A SBP circular issued to all banks said banks would charge a maximum of 9 per cent interest rate from all eligible exporters save those engaged in bleached or unbleached cloth's export: they would continue to get export finance at 11 per cent.

"It is like one more nail in the coffin," said Majyd Aziz, a former chairman of SITE Association of Industry.

"The authorities have already said that the export target of ten billion dollars is over-ambitious. After increase in export finance rate we might not even reach nine billion dollars mark," he said.

Garment exports fall

Pakistan's exports of garments to Saudi Arabia has declined by more than 33 per cent from 21 million Saudi Riyal in 1997 to 14 million Saudi Riyal in 1999, says a report by EPB on Tuesday.

The report said that there was a bright prospect for increasing this share if Pakistani exporters supply quality and design garments to this market.

Saudi Arabia is a big market for readymade garments. There are two major consumer segments of the garments in Saudi Arabia. One segment is local population and foreign workers in the Kingdom.

The second is pilgrims traffic which is always six to seven million per annum.

Rice exporters under pressure

Unlike the previous year, rice is not the victim of production glut.

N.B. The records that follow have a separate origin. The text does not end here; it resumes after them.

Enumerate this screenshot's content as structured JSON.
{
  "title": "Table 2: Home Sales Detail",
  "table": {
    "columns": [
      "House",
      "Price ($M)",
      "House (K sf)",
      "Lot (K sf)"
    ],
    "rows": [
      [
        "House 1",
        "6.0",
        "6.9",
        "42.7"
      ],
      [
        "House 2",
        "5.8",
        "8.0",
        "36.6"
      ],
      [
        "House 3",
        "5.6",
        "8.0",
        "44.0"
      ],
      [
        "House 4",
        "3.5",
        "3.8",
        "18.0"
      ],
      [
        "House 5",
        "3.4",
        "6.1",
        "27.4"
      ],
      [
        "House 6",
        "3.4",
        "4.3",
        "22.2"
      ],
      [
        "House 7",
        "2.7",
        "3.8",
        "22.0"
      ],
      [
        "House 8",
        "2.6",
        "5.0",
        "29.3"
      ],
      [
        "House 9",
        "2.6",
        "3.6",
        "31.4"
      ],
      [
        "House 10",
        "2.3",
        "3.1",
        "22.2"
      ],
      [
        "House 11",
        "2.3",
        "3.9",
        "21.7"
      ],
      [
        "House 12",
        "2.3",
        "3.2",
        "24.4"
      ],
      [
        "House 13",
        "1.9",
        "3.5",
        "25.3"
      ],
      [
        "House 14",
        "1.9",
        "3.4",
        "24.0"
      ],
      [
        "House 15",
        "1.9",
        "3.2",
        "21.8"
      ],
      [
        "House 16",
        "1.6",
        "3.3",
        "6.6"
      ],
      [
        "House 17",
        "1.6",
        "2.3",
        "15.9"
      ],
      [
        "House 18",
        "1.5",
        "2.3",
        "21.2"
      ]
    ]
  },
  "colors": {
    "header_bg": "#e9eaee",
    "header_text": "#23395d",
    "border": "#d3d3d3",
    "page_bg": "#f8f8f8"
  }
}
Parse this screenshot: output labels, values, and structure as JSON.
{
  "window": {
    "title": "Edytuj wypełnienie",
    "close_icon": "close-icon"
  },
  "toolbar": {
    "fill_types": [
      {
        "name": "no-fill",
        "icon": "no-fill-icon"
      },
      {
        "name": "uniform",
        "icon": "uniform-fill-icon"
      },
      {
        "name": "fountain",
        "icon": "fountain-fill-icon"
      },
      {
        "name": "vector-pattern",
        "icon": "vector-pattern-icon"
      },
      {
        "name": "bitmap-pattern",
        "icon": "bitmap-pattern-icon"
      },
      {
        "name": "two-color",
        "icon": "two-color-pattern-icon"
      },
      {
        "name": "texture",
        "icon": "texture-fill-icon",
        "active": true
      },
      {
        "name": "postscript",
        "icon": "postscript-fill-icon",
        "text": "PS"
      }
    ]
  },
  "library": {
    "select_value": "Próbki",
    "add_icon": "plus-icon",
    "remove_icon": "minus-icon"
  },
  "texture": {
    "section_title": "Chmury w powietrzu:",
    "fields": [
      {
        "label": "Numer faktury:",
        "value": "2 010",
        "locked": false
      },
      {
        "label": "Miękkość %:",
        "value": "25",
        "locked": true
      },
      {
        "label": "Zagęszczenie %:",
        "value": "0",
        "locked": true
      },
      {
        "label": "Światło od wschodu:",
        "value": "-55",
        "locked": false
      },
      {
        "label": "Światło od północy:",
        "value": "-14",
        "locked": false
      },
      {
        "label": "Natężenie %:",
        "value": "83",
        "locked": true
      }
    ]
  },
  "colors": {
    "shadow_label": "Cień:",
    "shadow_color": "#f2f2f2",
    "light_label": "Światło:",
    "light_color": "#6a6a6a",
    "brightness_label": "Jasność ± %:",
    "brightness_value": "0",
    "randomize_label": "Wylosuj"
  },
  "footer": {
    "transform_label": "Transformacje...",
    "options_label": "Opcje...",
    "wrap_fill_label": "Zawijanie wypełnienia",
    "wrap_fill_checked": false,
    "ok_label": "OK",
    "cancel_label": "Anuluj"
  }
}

On an average, three rice loaders remain lying at the port loading the commodity.

The outflow is fairly steady as there appears to be a virtual war at the wharves to meet the shipment deadlines.

Both the KPT and the customs are at work round the clock, judiciously trying to facilitate speedy outflow of the export goods under the 'one window' operations.

Tea consumption at Rs12.7 billion

Pakistan annual tea import bill has swelled to $220m (approximately Rs12.76 billion), a massive figure viewed in the backdrop of meagre foreign exchange reserves of $1.2bn and matching exports of some primary commodities to compensate for the trade losses.

Many may not readily believe that the annual consumption figure of tea has already touched the high mark of 100,000 tonnes and market sale projections are that an annual total could rise to 500,000 tonnes, during the next decade based on the current rate of increase.

Railways wagons to Sri Lanka

Pakistan Railways has completed the execution of export order from Sri Lanka for supply of 40 covered bogie freight wagons and the last consignment of 26 wagons was loaded on Tuesday at Karachi, aboard a PNSC Ship MV Sibi.

The export order was fetched by Pakistan Railways Advisory and Consultancy Services (PRACS), a subsidiary of Pakistan Railways. The order was executed against a $5 million credit line, offered by Pakistan to Sri Lanka for purchase of engineering goods. From this amount, $3 million were utilized in manufacture and export of 40 freight bogie.

France seeks Pakistani fruit

French government has asked Pakistan to form a large export group comprising big reputable local businessmen, who can ensure large and regular supplies of fruits to Paris.

France has emphasized Islamabad to immediately bring about improvements essentially in its fruit quality control, grading, and packing system for the promotion of export of agriculture products to foreign countries.

Govt slaps punitive duties on imports

All imported products, which enjoy subsidy of up to three per cent of the actual cost from the exporting country, have been subjected to countervailing duties on arrival in Pakistan.

The subsidy rate for imposition of duty is one per cent for goods imported from developed countries, two per cent for the developing countries and three per cent for the least-developed countries (LDCs).